_EXERCISE BRIEF_
Each line in the data holding "name" should be listed.

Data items
■ ■ ■ ■ ■ ■ ■
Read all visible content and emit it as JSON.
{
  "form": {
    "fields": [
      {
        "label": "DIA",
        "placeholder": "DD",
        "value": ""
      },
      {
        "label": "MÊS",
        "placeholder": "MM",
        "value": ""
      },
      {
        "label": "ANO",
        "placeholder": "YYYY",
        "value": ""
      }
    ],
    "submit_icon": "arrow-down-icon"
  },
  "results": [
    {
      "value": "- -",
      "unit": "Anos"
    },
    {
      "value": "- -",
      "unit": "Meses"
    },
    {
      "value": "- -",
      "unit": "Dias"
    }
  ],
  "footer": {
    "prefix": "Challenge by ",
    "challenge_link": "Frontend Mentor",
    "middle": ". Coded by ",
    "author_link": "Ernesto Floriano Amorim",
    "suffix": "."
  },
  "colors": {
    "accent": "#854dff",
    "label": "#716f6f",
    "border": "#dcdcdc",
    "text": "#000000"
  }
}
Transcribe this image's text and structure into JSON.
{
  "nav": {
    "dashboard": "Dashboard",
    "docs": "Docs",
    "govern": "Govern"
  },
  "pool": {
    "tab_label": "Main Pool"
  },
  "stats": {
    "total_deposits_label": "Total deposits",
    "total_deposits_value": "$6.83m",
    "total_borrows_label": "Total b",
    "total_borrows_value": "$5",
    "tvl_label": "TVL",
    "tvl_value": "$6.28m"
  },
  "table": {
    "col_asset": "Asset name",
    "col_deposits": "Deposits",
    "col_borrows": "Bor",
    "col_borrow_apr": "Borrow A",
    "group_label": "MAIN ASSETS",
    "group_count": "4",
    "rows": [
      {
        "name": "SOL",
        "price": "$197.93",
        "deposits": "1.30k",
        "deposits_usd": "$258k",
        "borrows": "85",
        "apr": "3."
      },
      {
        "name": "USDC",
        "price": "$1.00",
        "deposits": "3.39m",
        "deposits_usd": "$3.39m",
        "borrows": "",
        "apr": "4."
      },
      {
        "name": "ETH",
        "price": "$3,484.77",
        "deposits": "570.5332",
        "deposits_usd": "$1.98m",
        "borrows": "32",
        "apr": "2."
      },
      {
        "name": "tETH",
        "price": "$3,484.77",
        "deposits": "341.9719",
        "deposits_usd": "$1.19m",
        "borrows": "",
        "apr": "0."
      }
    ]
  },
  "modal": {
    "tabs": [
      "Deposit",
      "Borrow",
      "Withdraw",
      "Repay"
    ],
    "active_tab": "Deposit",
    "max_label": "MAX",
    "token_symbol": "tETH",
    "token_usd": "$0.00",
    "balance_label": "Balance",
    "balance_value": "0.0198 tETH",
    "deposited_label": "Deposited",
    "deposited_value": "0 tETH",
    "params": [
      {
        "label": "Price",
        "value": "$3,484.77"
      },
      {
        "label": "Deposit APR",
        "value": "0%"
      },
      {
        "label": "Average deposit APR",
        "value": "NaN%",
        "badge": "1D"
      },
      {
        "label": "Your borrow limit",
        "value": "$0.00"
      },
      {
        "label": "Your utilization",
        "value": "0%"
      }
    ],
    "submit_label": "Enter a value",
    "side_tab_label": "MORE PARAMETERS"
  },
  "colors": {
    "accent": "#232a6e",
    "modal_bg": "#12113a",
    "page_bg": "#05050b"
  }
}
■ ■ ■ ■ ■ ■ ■
_WORKED SOLUTION_
    "col_asset": "Asset name",
        "name": "SOL",
        "name": "USDC",
        "name": "ETH",
        "name": "tETH",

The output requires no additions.